History

From seedlings, a forest can grow – the path to a vibrant tree canopy for Atlanta

Since its beginnings, the primary goals of Trees Atlanta have been to replace trees lost to development, conserve existing trees, protect green space areas, and educate the community's residents and workers regarding the many benefits of trees. These actions have resulted in Trees Atlanta becoming one of the most widely known non-profits throughout metro-Atlanta and a highly regarded community steward of our urban environment.

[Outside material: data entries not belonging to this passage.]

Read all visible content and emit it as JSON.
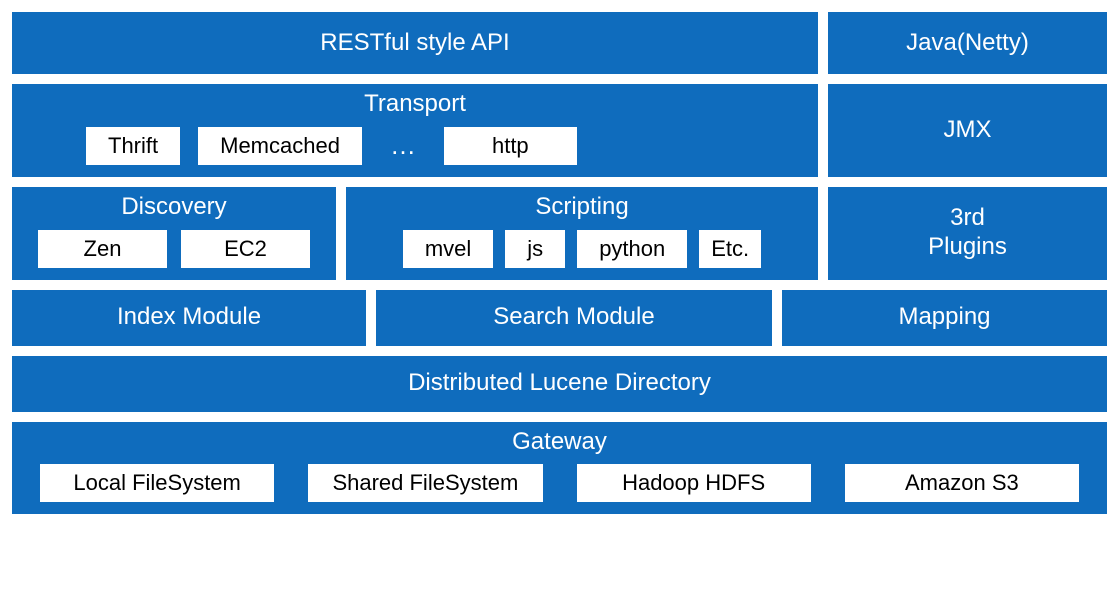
{
  "row1": {
    "rest": "RESTful style API",
    "java": "Java(Netty)"
  },
  "row2": {
    "transport": {
      "title": "Transport",
      "items": [
        "Thrift",
        "Memcached",
        "http"
      ],
      "more": "…"
    },
    "jmx": "JMX"
  },
  "row3": {
    "discovery": {
      "title": "Discovery",
      "items": [
        "Zen",
        "EC2"
      ]
    },
    "scripting": {
      "title": "Scripting",
      "items": [
        "mvel",
        "js",
        "python",
        "Etc."
      ]
    },
    "plugins": "3rd\nPlugins"
  },
  "row4": {
    "index": "Index Module",
    "search": "Search Module",
    "mapping": "Mapping"
  },
  "row5": {
    "lucene": "Distributed Lucene Directory"
  },
  "row6": {
    "gateway": {
      "title": "Gateway",
      "items": [
        "Local FileSystem",
        "Shared FileSystem",
        "Hadoop HDFS",
        "Amazon S3"
      ]
    }
  }
}
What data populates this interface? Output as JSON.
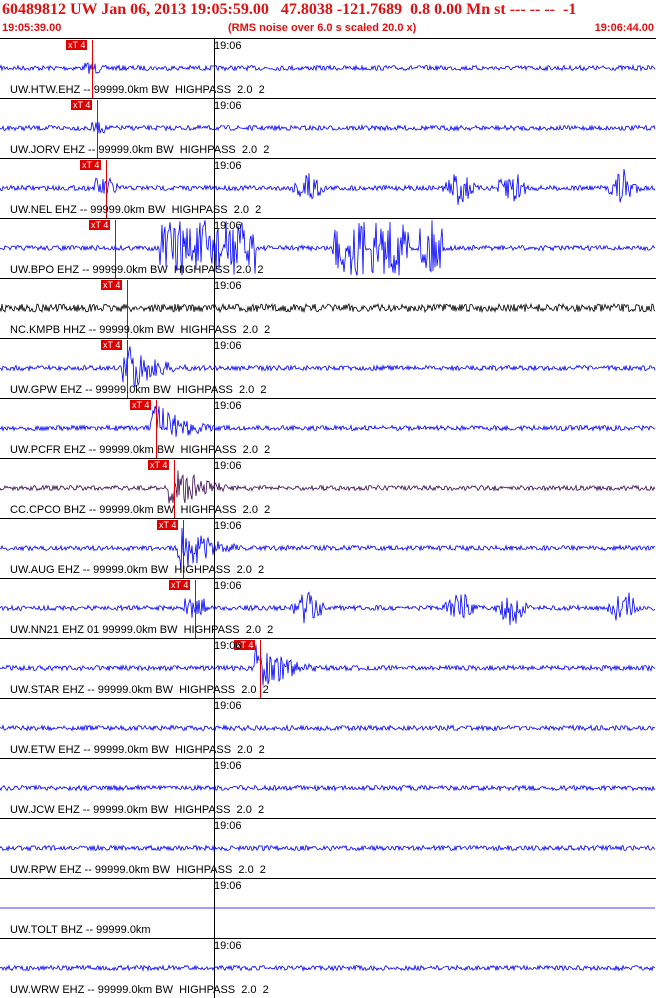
{
  "header": {
    "title": "60489812 UW Jan 06, 2013 19:05:59.00   47.8038 -121.7689  0.8 0.00 Mn st --- -- --  -1",
    "start_time": "19:05:39.00",
    "note": "(RMS noise over 6.0 s scaled 20.0 x)",
    "end_time": "19:06:44.00"
  },
  "time_tick_label": "19:06",
  "pick_label": "xT 4",
  "colors": {
    "header_text": "#e01010",
    "trace_blue": "#0000ff",
    "trace_black": "#000000",
    "trace_purple": "#3a0a50",
    "pick_red": "#e00000",
    "separator": "#000000"
  },
  "traces": [
    {
      "id": "htw",
      "label": "UW.HTW.EHZ -- 99999.0km BW  HIGHPASS  2.0  2",
      "color": "blue",
      "pick_time": 0.31,
      "amp": "low"
    },
    {
      "id": "jorv",
      "label": "UW.JORV EHZ -- 99999.0km BW  HIGHPASS  2.0  2",
      "color": "blue",
      "pick_time": 0.33,
      "amp": "low"
    },
    {
      "id": "nel",
      "label": "UW.NEL EHZ -- 99999.0km BW  HIGHPASS  2.0  2",
      "color": "blue",
      "pick_time": 0.36,
      "amp": "bursts"
    },
    {
      "id": "bpo",
      "label": "UW.BPO EHZ -- 99999.0km BW  HIGHPASS  2.0  2",
      "color": "blue",
      "pick_time": 0.39,
      "amp": "clipped"
    },
    {
      "id": "kmpb",
      "label": "NC.KMPB HHZ -- 99999.0km BW  HIGHPASS  2.0  2",
      "color": "black",
      "pick_time": 0.43,
      "amp": "medium"
    },
    {
      "id": "gpw",
      "label": "UW.GPW EHZ -- 99999.0km BW  HIGHPASS  2.0  2",
      "color": "blue",
      "pick_time": 0.43,
      "amp": "event"
    },
    {
      "id": "pcfr",
      "label": "UW.PCFR EHZ -- 99999.0km BW  HIGHPASS  2.0  2",
      "color": "blue",
      "pick_time": 0.53,
      "amp": "event"
    },
    {
      "id": "cpco",
      "label": "CC.CPCO BHZ -- 99999.0km BW  HIGHPASS  2.0  2",
      "color": "purple",
      "pick_time": 0.59,
      "amp": "event"
    },
    {
      "id": "aug",
      "label": "UW.AUG EHZ -- 99999.0km BW  HIGHPASS  2.0  2",
      "color": "blue",
      "pick_time": 0.62,
      "amp": "event"
    },
    {
      "id": "nn21",
      "label": "UW.NN21 EHZ 01 99999.0km BW  HIGHPASS  2.0  2",
      "color": "blue",
      "pick_time": 0.66,
      "amp": "bursts"
    },
    {
      "id": "star",
      "label": "UW.STAR EHZ -- 99999.0km BW  HIGHPASS  2.0  2",
      "color": "blue",
      "pick_time": 0.88,
      "amp": "event"
    },
    {
      "id": "etw",
      "label": "UW.ETW EHZ -- 99999.0km BW  HIGHPASS  2.0  2",
      "color": "blue",
      "pick_time": null,
      "amp": "low"
    },
    {
      "id": "jcw",
      "label": "UW.JCW EHZ -- 99999.0km BW  HIGHPASS  2.0  2",
      "color": "blue",
      "pick_time": null,
      "amp": "low"
    },
    {
      "id": "rpw",
      "label": "UW.RPW EHZ -- 99999.0km BW  HIGHPASS  2.0  2",
      "color": "blue",
      "pick_time": null,
      "amp": "low"
    },
    {
      "id": "tolt",
      "label": "UW.TOLT BHZ -- 99999.0km",
      "color": "blue",
      "pick_time": null,
      "amp": "none"
    },
    {
      "id": "wrw",
      "label": "UW.WRW EHZ -- 99999.0km BW  HIGHPASS  2.0  2",
      "color": "blue",
      "pick_time": null,
      "amp": "low"
    }
  ]
}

Founded in 1985 by Central Atlanta Progress (the downtown business leaders association), the Atlanta Commissioner of Parks, and the Atlanta Junior League, Trees Atlanta was initially tasked with improving the tree canopy in downtown Atlanta. Despite the fact that the Atlanta metropolitan area is recognized by the National Forest Service as “the most heavily forested urban area in the country”, the Atlanta Central Business District was severely lacking in trees compared to other major cities across the country and around the world. Trees Atlanta met that challenge head-on, planting over 40 shade trees in downtown Atlanta in its first year. Since then, Trees Atlanta has expanded its focus to the entire metro area (inside I-285), and 96,000 trees later, the mission continues to evolve.

Trees Atlanta Milestones: Through the Years

  • 1985: Trees Atlanta is founded, hires first Executive Director, Marcia Bansley
  • 1986: Urban Trees Program Begins (Contractor Tree Planting)
  • 1990: Trees Atlanta’s Volunteer Program Begins
  • 1992: Kick-off for multi-million dollar Olympic Downtown Improvement Project
  • 1996: 318 trees are planted in and around Centennial Olympic Park
  • 1997: “Trees for Atlanta” Capital Campaign raises $2.4 million
  • 1999: Trees Atlanta helps save Morningside Nature Preserve
  • 2000: Trees Atlanta helps save Connally Nature Park
  • 2002: “Dreamers Park” created next to Martin Luther King, Jr. National Historic Site, supported by The Kendeda Fund
  • 2002: Volunteer Program officially renamed “NeighborWoods”
  • 2003: Forest Restoration Program begins
  • 2005: Neighborhood Arboretum Program begins
  • 2007: “Putting Down Roots” Capital Campaign raises nearly $5.5 million
  • 2007: Atlanta BeltLine Arboretum Concept Plan developed; implementation begins
  • 2008: Education Program Officially Begins
  • 2008: New headquarters opens at the Trees Atlanta Kendeda Center
  • 2009: LEED Platinum Certification for Trees Atlanta Kendeda Center
  • 2010: Happy 25th Anniversary Trees Atlanta!
  • 2011: Marcia Bansley retired after 26 years of leadership, and Connie Veates and Greg Levine are named Co-Executive Directors of Trees Atlanta
  • 2012: Planting of the Atlanta BeltLine Arboretum begins on the Eastside Trail
  • 2013: Trees Atlanta is awarded 2013 Member Organization of the Year by EarthShare of Georgia
  • 2014: Trees Atlanta celebrates planting 100,000 trees since 1985, and hosts The Root Ball presented by The Southeast Permanente Medical Group